Where does the word "username" occur in the data below? Copy each line that holds it.

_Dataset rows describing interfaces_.
◆ ◆ ◆ ◆

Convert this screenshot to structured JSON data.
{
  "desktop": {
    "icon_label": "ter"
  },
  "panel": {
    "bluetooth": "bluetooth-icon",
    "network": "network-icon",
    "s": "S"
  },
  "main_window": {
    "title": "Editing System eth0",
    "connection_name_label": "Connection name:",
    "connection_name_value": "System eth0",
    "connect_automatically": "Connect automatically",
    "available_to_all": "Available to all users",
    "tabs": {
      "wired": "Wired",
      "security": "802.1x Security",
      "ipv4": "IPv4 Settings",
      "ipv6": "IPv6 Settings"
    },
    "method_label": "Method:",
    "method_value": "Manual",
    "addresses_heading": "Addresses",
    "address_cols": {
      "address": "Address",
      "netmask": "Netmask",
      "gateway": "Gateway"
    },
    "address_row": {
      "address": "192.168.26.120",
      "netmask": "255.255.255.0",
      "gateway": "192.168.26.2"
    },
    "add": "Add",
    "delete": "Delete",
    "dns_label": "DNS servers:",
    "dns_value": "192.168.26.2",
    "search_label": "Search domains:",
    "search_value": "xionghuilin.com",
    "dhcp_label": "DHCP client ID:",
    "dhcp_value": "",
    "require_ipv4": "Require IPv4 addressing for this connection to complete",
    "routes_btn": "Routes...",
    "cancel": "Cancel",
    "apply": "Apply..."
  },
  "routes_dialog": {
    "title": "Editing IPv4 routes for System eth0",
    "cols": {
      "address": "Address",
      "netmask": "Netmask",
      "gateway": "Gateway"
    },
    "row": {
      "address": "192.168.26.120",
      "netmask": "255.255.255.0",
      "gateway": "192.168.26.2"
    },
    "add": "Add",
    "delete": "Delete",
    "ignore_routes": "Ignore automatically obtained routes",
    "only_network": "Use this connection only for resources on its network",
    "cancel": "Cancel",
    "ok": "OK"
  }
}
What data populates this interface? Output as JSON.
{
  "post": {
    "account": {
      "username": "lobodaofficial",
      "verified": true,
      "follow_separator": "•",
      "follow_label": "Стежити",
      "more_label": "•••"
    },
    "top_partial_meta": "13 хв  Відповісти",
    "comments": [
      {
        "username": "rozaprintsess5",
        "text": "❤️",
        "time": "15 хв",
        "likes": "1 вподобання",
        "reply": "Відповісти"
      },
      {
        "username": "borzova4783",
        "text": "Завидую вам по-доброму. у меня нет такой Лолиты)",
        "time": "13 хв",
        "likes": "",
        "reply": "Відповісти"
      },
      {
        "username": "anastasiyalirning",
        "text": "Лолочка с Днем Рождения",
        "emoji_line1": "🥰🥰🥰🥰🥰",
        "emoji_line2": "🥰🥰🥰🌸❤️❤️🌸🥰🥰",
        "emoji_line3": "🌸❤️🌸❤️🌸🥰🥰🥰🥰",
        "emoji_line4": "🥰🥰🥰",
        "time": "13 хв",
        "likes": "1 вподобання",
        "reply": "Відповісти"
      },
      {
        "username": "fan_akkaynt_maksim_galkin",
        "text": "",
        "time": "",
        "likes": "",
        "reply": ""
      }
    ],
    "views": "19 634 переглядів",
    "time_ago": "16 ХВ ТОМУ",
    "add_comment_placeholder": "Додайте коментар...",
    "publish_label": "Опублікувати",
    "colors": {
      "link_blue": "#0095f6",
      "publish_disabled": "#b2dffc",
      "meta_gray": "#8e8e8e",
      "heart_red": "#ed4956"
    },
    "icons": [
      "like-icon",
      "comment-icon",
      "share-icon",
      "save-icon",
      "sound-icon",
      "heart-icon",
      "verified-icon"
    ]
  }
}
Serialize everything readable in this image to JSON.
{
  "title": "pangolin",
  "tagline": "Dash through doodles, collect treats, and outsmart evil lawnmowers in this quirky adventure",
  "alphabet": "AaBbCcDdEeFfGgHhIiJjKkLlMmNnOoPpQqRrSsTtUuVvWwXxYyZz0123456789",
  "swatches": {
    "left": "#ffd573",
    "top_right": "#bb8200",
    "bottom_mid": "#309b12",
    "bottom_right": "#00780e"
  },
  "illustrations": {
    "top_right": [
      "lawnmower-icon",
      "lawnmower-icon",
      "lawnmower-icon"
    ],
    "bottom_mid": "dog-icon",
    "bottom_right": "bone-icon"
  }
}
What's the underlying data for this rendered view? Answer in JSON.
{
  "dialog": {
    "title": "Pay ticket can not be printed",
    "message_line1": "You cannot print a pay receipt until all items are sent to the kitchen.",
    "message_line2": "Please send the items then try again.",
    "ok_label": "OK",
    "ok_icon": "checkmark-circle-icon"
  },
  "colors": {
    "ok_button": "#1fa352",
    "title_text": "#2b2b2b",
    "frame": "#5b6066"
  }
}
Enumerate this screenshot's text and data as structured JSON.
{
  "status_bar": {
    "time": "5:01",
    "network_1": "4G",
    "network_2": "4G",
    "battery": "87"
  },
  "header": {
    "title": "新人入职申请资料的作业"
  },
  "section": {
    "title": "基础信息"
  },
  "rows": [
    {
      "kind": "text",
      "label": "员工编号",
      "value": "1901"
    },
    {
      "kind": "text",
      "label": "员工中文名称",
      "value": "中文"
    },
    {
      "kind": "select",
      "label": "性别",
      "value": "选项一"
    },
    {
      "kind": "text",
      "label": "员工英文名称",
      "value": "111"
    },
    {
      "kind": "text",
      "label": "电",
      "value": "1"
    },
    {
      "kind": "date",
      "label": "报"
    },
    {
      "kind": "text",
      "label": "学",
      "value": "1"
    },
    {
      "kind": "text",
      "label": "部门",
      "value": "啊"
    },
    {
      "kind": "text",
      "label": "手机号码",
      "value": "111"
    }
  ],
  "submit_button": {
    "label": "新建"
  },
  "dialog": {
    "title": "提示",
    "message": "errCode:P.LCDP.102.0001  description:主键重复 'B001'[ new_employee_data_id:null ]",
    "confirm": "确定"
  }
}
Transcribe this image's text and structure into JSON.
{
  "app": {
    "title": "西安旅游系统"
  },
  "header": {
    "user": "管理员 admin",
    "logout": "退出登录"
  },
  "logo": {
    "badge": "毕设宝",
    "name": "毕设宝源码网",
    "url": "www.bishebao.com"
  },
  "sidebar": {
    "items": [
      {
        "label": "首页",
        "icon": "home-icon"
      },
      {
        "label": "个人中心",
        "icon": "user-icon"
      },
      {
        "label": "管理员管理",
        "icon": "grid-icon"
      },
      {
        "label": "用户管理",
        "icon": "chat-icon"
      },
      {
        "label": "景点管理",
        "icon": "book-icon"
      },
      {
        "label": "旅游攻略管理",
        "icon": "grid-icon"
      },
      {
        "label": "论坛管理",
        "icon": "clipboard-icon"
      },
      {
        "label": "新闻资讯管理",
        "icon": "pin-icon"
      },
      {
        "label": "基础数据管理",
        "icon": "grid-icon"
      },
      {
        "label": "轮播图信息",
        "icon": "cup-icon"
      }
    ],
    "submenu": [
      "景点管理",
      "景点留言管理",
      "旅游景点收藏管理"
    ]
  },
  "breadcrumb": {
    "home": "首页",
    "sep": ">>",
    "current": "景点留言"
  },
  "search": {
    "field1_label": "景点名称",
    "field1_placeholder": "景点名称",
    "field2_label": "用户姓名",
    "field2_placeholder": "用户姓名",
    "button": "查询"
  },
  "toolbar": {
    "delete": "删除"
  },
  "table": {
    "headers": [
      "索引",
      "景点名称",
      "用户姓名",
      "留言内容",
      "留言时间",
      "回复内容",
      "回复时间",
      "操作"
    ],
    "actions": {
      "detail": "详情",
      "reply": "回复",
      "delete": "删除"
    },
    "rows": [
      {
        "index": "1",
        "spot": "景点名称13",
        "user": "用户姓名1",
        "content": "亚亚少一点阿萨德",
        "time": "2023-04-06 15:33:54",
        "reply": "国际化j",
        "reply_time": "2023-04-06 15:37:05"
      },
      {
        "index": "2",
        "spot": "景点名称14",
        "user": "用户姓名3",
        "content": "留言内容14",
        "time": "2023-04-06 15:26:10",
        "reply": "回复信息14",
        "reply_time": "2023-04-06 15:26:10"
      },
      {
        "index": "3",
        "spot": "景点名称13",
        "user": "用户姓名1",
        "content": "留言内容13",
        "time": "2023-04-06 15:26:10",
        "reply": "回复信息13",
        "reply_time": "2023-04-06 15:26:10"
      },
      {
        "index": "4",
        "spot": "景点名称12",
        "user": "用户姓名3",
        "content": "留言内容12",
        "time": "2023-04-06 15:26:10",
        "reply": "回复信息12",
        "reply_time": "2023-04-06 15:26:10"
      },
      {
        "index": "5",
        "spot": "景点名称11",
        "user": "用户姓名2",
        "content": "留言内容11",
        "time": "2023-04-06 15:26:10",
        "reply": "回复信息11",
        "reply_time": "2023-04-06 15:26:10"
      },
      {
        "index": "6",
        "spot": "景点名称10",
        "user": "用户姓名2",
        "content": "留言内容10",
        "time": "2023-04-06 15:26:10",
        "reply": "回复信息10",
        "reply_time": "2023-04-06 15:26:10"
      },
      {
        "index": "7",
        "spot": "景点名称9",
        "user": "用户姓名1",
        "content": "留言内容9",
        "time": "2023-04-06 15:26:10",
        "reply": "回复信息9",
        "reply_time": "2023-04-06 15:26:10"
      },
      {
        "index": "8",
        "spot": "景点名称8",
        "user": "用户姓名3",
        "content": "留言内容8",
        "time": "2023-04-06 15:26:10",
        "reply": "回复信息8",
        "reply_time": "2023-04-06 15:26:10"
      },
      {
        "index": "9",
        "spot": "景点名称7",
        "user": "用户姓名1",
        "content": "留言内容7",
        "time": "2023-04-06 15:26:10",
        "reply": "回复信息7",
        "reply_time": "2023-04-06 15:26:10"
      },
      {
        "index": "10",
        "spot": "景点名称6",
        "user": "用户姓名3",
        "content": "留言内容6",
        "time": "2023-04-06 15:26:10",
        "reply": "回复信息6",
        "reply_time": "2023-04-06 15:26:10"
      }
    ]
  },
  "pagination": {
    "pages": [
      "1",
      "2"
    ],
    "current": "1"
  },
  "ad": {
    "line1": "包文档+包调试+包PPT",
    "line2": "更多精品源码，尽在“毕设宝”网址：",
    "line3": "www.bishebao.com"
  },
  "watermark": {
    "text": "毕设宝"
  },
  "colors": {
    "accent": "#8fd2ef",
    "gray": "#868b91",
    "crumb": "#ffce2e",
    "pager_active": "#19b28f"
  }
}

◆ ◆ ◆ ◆

_Exercise result_.
      "username": "lobodaofficial",
        "username": "rozaprintsess5",
        "username": "borzova4783",
        "username": "anastasiyalirning",
        "username": "fan_akkaynt_maksim_galkin",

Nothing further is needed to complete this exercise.